EXERCISE DETAILS -> Reproduce every entry precisely as written.

Data records for software interfaces:
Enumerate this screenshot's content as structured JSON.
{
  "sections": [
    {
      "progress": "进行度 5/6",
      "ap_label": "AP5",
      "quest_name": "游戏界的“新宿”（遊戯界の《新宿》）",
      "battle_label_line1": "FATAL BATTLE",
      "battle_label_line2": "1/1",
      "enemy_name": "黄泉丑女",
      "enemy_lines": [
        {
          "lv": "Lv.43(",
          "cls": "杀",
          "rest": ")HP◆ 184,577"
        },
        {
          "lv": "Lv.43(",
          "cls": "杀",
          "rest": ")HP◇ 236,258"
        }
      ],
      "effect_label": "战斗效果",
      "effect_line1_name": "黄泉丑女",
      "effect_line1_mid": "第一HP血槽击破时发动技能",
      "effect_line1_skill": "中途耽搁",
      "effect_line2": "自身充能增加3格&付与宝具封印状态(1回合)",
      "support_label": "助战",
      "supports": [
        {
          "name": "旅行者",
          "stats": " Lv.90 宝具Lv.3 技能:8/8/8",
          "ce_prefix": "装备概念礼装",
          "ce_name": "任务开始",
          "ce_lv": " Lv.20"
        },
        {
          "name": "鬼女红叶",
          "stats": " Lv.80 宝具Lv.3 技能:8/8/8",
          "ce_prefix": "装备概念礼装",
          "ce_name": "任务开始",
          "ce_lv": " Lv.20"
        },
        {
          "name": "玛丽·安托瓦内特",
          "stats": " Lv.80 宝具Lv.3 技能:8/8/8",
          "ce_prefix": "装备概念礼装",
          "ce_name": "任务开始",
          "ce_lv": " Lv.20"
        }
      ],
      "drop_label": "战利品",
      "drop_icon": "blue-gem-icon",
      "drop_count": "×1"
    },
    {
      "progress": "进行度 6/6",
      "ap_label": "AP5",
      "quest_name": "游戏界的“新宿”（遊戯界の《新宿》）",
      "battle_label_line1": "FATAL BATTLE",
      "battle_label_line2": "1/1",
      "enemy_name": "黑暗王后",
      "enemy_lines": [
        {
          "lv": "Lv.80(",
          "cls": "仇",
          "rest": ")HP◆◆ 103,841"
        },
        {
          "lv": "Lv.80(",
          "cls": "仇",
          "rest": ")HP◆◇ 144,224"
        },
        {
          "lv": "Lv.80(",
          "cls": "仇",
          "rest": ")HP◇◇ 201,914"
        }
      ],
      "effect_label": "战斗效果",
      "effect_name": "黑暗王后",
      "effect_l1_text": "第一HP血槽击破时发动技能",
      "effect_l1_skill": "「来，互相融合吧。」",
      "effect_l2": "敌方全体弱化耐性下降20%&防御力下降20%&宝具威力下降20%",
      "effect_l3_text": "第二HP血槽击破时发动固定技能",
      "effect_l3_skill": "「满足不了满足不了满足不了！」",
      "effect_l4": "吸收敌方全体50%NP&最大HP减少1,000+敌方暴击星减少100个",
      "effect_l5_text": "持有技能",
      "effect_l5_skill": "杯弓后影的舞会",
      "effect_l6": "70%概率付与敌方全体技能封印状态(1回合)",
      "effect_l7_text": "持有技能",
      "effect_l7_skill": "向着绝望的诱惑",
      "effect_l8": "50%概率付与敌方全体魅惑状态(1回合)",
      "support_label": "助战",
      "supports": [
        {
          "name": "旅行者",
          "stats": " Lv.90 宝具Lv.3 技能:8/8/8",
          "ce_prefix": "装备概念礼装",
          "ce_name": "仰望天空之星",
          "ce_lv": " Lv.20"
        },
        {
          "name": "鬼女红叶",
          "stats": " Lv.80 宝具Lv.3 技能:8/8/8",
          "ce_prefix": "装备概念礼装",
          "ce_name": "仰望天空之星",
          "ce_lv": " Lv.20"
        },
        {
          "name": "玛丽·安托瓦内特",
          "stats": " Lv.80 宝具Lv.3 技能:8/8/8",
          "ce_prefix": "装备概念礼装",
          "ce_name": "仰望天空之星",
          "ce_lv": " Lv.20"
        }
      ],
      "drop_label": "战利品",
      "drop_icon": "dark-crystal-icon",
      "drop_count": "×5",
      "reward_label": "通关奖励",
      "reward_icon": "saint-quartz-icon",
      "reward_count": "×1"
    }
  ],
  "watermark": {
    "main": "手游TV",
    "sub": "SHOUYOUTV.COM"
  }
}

ANSWER SECTION ->
Enumerate this screenshot's content as structured JSON.
{
  "sections": [
    {
      "progress": "进行度 5/6",
      "ap_label": "AP5",
      "quest_name": "游戏界的“新宿”（遊戯界の《新宿》）",
      "battle_label_line1": "FATAL BATTLE",
      "battle_label_line2": "1/1",
      "enemy_name": "黄泉丑女",
      "enemy_lines": [
        {
          "lv": "Lv.43(",
          "cls": "杀",
          "rest": ")HP◆ 184,577"
        },
        {
          "lv": "Lv.43(",
          "cls": "杀",
          "rest": ")HP◇ 236,258"
        }
      ],
      "effect_label": "战斗效果",
      "effect_line1_name": "黄泉丑女",
      "effect_line1_mid": "第一HP血槽击破时发动技能",
      "effect_line1_skill": "中途耽搁",
      "effect_line2": "自身充能增加3格&付与宝具封印状态(1回合)",
      "support_label": "助战",
      "supports": [
        {
          "name": "旅行者",
          "stats": " Lv.90 宝具Lv.3 技能:8/8/8",
          "ce_prefix": "装备概念礼装",
          "ce_name": "任务开始",
          "ce_lv": " Lv.20"
        },
        {
          "name": "鬼女红叶",
          "stats": " Lv.80 宝具Lv.3 技能:8/8/8",
          "ce_prefix": "装备概念礼装",
          "ce_name": "任务开始",
          "ce_lv": " Lv.20"
        },
        {
          "name": "玛丽·安托瓦内特",
          "stats": " Lv.80 宝具Lv.3 技能:8/8/8",
          "ce_prefix": "装备概念礼装",
          "ce_name": "任务开始",
          "ce_lv": " Lv.20"
        }
      ],
      "drop_label": "战利品",
      "drop_icon": "blue-gem-icon",
      "drop_count": "×1"
    },
    {
      "progress": "进行度 6/6",
      "ap_label": "AP5",
      "quest_name": "游戏界的“新宿”（遊戯界の《新宿》）",
      "battle_label_line1": "FATAL BATTLE",
      "battle_label_line2": "1/1",
      "enemy_name": "黑暗王后",
      "enemy_lines": [
        {
          "lv": "Lv.80(",
          "cls": "仇",
          "rest": ")HP◆◆ 103,841"
        },
        {
          "lv": "Lv.80(",
          "cls": "仇",
          "rest": ")HP◆◇ 144,224"
        },
        {
          "lv": "Lv.80(",
          "cls": "仇",
          "rest": ")HP◇◇ 201,914"
        }
      ],
      "effect_label": "战斗效果",
      "effect_name": "黑暗王后",
      "effect_l1_text": "第一HP血槽击破时发动技能",
      "effect_l1_skill": "「来，互相融合吧。」",
      "effect_l2": "敌方全体弱化耐性下降20%&防御力下降20%&宝具威力下降20%",
      "effect_l3_text": "第二HP血槽击破时发动固定技能",
      "effect_l3_skill": "「满足不了满足不了满足不了！」",
      "effect_l4": "吸收敌方全体50%NP&最大HP减少1,000+敌方暴击星减少100个",
      "effect_l5_text": "持有技能",
      "effect_l5_skill": "杯弓后影的舞会",
      "effect_l6": "70%概率付与敌方全体技能封印状态(1回合)",
      "effect_l7_text": "持有技能",
      "effect_l7_skill": "向着绝望的诱惑",
      "effect_l8": "50%概率付与敌方全体魅惑状态(1回合)",
      "support_label": "助战",
      "supports": [
        {
          "name": "旅行者",
          "stats": " Lv.90 宝具Lv.3 技能:8/8/8",
          "ce_prefix": "装备概念礼装",
          "ce_name": "仰望天空之星",
          "ce_lv": " Lv.20"
        },
        {
          "name": "鬼女红叶",
          "stats": " Lv.80 宝具Lv.3 技能:8/8/8",
          "ce_prefix": "装备概念礼装",
          "ce_name": "仰望天空之星",
          "ce_lv": " Lv.20"
        },
        {
          "name": "玛丽·安托瓦内特",
          "stats": " Lv.80 宝具Lv.3 技能:8/8/8",
          "ce_prefix": "装备概念礼装",
          "ce_name": "仰望天空之星",
          "ce_lv": " Lv.20"
        }
      ],
      "drop_label": "战利品",
      "drop_icon": "dark-crystal-icon",
      "drop_count": "×5",
      "reward_label": "通关奖励",
      "reward_icon": "saint-quartz-icon",
      "reward_count": "×1"
    }
  ],
  "watermark": {
    "main": "手游TV",
    "sub": "SHOUYOUTV.COM"
  }
}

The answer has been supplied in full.